Because most large indoor gatherings are still restricted, the posts highlight places that can be enjoyed outdoors or admired from the outside. Like a true San Franciscan, the account handler who lives in Eastlake doesn’t drive. Instead, she enlists her husband to drive her around town to take photographs. The creator who lives in North Oakland focuses mainly on photographing areas in her vicinity. Those photos, she said, are taken early in the morning before people are out and about.

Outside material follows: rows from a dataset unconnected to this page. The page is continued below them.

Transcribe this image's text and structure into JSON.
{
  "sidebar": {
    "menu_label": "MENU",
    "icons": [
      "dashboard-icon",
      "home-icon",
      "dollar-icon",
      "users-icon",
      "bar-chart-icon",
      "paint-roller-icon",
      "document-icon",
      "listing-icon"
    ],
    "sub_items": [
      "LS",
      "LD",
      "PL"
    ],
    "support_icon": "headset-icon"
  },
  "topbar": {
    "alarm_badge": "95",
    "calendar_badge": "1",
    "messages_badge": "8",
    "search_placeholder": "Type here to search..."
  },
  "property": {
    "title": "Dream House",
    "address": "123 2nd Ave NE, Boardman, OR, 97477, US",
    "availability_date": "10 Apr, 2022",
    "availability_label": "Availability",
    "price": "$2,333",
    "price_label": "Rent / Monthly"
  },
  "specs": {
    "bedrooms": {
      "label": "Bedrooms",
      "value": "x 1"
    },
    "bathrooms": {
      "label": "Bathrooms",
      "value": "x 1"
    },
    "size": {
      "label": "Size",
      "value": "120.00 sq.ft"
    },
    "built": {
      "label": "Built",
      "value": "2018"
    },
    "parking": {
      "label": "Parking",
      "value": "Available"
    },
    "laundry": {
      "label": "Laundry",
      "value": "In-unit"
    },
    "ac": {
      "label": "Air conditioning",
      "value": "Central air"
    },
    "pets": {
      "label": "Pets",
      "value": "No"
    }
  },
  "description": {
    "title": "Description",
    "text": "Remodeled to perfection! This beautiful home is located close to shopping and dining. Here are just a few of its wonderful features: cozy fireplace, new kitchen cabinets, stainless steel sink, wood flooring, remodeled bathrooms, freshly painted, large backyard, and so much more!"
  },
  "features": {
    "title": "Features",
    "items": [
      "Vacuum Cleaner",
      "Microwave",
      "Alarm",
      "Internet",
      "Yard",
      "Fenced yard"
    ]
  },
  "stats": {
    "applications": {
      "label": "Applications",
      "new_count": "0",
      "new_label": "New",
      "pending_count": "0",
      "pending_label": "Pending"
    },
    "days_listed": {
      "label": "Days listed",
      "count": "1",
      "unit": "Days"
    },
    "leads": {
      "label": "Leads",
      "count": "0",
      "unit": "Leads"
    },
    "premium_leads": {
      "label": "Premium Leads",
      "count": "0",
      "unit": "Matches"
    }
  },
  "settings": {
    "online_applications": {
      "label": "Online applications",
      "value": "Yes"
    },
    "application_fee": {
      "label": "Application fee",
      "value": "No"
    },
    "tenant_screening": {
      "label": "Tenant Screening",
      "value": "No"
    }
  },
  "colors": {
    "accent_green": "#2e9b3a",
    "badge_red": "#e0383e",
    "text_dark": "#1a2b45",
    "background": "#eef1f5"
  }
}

Once they find a place they want to highlight, they rely on sites like Oakland Wiki for their research. Sometimes, they said, they also find inspiration for potential places to showcase on posts they come across on the Oakland History group’s Facebook page. “I’ll usually be reading about one thing [on Oakland Wiki], and I’ll see another link to something else that is just as interesting,” said the North Oakland resident. The pair also reference back to stories they read from local news outlets.
Neither has done extensive research on the demographics of their followers, but said they appear to be age-diverse based on the comments they leave on posts. “I’m definitely kind of impressed with the range that we have. It’s a joy to be able to connect with people, especially now during the pandemic,” the handler who lives in Eastlake said. “I feel like we connect with fans who are older and have been in Oakland for 40, 50, or 60 years. I noticed that we also have younger fans in their 20s and 30s.”
A post in January about The Apollos, a group of student activists from Oakland Technical High School who led the effort to make Martin Luther King Jr. Day, an official holiday in California, drew attention from current and former Oakland Tech students.
Neither of the Instagram account creators has any significant plans for the account other than to continue growing it organically, as they have been since last summer.
“This was such a hobby that we haven’t thought strategically about anything,” said the handler who lives in Eastlake. “We’re impressed that we have this many people who enjoy it.”